He said that for the most part, the sales have gone very well with very few problems. "It's definitely one of our top-three export markets," he said rattling off some of the other destination points for the company's Navels, such as Malaysia, Russia, Singapore and Dubai.

Mr. Galvan began working with Kelton, PA-based I Love Produce on his Chinese shipments this year, shipping about two to three loads per week. "This year it has been very simple. We were just getting our feet wet getting to know everyone, and next year we expect to ship a lot more."

Jim Provost, a founding partner of I Love Produce, is a veteran of doing business with China. He has been importing garlic and ginger from that country for several years and is now involved in both importing from China and exporting to that country. In fact, he is partnering with the same Chinese contacts that provide him with garlic and ginger to arrange sales of U.S. apples, citrus and grapes to China.

"They help me source garlic and ginger from China, and I help them source fruit from the United States," said Mr. Provost.

The company with which Mr. Provost is aligned is Lantao, which is headquartered in Shanghai and has Chinese offices in Beijing and Guangzhou. It also has two produce-specific retail stores in Shanghai and is on the verge of opening others in China.

Mr. Provost is the company's vice president of procurement and works from his Pennsylvania office. Also on staff is Tia Nicholson, who spent 17 years with the Loblaws chain in Canada, mostly in produce procurement. She is wearing the same hat for Lantao and currently is operating out of Canada, but she will soon move to Hong Kong to open and manage the firm's Hong Kong office.
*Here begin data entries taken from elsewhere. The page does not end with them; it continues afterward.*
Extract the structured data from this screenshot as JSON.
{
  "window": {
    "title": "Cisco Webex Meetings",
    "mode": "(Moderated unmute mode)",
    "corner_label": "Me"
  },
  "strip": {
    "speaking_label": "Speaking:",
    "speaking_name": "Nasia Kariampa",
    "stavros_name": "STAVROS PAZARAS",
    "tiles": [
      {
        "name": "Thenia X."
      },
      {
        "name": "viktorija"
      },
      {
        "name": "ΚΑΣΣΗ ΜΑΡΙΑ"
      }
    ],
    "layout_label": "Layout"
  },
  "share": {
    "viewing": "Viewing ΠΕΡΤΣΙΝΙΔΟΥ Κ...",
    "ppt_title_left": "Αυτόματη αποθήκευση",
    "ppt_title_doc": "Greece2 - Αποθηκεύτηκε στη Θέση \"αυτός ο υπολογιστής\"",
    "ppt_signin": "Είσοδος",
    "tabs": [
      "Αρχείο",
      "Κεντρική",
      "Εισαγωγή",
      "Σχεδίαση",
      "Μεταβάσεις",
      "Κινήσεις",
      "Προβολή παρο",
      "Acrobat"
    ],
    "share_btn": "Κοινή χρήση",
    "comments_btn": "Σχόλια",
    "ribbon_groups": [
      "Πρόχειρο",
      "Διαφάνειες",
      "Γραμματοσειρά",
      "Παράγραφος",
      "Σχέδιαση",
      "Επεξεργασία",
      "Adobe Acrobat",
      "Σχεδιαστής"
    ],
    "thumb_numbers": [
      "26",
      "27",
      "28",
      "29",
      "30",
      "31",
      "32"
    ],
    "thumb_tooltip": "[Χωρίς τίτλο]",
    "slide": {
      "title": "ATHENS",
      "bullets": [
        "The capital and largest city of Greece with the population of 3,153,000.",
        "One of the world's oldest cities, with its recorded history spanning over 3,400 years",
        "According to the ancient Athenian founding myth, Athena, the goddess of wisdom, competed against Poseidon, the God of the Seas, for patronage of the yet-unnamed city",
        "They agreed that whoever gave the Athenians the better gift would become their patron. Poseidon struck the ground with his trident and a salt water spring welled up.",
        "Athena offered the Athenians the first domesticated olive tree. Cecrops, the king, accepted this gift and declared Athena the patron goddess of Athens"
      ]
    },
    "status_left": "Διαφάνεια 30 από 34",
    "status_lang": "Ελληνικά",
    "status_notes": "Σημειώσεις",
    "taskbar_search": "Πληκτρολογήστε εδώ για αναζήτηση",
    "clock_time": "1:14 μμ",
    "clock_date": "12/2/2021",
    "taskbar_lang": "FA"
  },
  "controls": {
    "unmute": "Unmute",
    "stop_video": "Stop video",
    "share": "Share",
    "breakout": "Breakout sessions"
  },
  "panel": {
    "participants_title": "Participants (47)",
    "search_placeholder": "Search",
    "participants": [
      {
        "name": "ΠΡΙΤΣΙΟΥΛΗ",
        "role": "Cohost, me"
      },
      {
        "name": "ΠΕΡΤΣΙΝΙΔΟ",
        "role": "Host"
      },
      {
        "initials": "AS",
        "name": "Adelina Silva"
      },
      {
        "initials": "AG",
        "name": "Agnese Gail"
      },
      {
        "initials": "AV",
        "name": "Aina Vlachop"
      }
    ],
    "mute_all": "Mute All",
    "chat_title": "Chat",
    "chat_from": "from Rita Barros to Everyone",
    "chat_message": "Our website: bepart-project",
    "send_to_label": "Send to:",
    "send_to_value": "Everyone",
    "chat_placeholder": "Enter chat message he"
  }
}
Mr. Provost and Ms. Nicholson have already sourced scores of loads of apples, grapes, citrus and kiwifruit from the United States, Chile and New Zealand. "We expect to do 300-600 containers in this calendar year," said Ms. Nicholson, adding that they are well on their way to meeting that goal.

While most of the product is sold to Chinese produce wholesalers, some is also sold directly from Lantao's retail operations. Mr. Provost said that those stores are located in upscale neighborhoods, as fruit from the United States and other foreign countries tends to have a premium price and is targeted to China's upper-middle class. He said that the Chinese people often give gifts of fruit when visiting one another, and giving apples or grapes from the United States is a sign of status.

Mr. Provost believes that China will make an excellent market for U.S. fruit for years to come because the upper and middle classes are growing by leaps and bounds. Although those who occupy that status are still only a small percentage of the total Chinese population, it is a large number nonetheless.